The breakdown of a marriage or de facto relationship is an emotionally stressful time, and it can be made more difficult by having to divide up your property. There are a few things that you can do to make the process a little easier. Preparation is key. Certain divisions of property may attract tax or you may be eligible for certain tax exemptions or deferrals. Understanding the tax status of any proposed transfer of assets will ensure that you can take this into account when negotiating your property settlement. While you will need to get professional advice to fully understand the tax position of your proposed property settlement, we have set out a broad overview of some of the issues that may be relevant when dividing up the most common assets.
A capital gain or loss for taxation purposes is the difference between what an item cost you if you bought it on or after 20 September 1985 and what you sell it for.
Generally, the biggest item to be dealt with in property settlements is real estate. Your family home is usually exempt from CGT (Capital Gains Tax). You may receive a property or an interest in a property in a property settlement that is not your family home. In this case, certain special CGT (Capital Gains Tax) rules may apply.
If you are the person transferring the property in a property settlement, then you may be able to disregard the capital gain that would otherwise be the subject of CGT (Capital Gains Tax). If you are the person receiving the property, you may be considered to have made a capital gain or loss once you sell the property. For the purpose of calculating CGT (Capital Gains Tax), the value of the property may be calculated from when you and/or your partner first bought the property rather than when it was transferred to you as a result of the property settlement. This will also apply if you receive a transfer of property from a company or trustee.
In some instances, you may be fully or partially exempt from CGT (Capital Gains Tax) on any subsequent sale of the property that you received in a property settlement, particularly if the property you received becomes your main residence.
You will need to obtain professional advice to determine whether any exemptions apply. To help your adviser, be sure to keep all records relating to the property including at least the following:
- how much the property cost when it was originally bought by your former spouse; and
- the details of any major improvements made to the property.
Pre CGT (Capital Gains Tax) liability
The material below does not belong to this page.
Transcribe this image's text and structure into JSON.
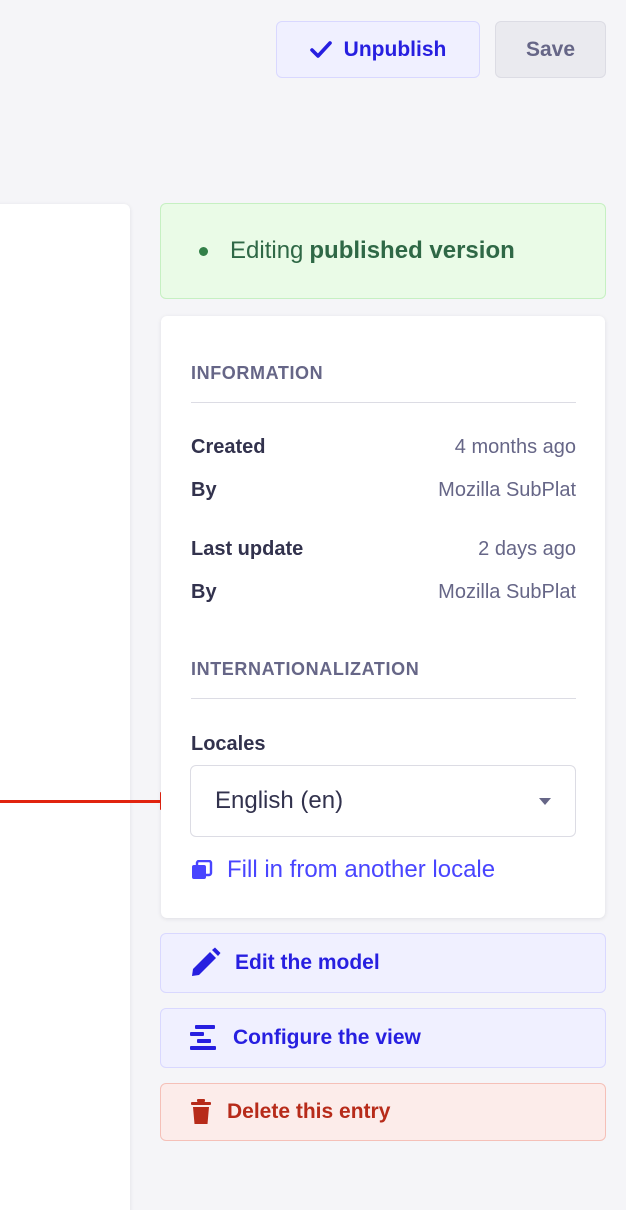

If the property of the relationship was bought on or before 19 September 1985, then the property will generally keep its pre-CGT (Capital Gains Tax) status once it (or a share of it) is transferred to you as a result of a property settlement. You should be aware, however, that if you make a major capital improvement to the property after 20 September 1985, then the property may be subject to CGT (Capital Gains Tax) when you subsequently sell it. You should keep all records relating to the improvement of the property.
If shareholdings are the subject of a property settlement and shares are being transferred from one party to another, then the transfer will generally not be subject to CGT (Capital Gains Tax) until the shares are subsequently sold. This will also be the case if there is a Financial Agreement under the Family Law Act 1975 (informally known as a prenuptial agreement) in place and the transfer is the result of that agreement. If the transfer is the result of a private agreement between the former spouses, then the transfer may attract CGT (Capital Gains Tax).
If you divide your superannuation in a property settlement, there are special rules that may apply. This is a complex area of the law and whether or not CGT (Capital Gains Tax) will apply will depend on many factors including the type of superannuation fund and the type of investments the fund makes. To determine the tax status of super funds that have been divided or transferred as a result of a property settlement, you will need expert advice.
The only way your interests can be fully protected in a property settlement is if the tax status of all the assets to be divided is clearly understood before the property settlement is finalised. To do this, we recommend that you obtain expert advice as soon as you know that your relationship has irretrievably broken down. Although this is a stressful time, good advice and excellent preparation can make the whole process much smoother for all parties. Owen Hodge Lawyers would be happy to help. Call us today on 1800 770 780 or contact us via [email protected] to schedule a consultation with one of our experienced family lawyers.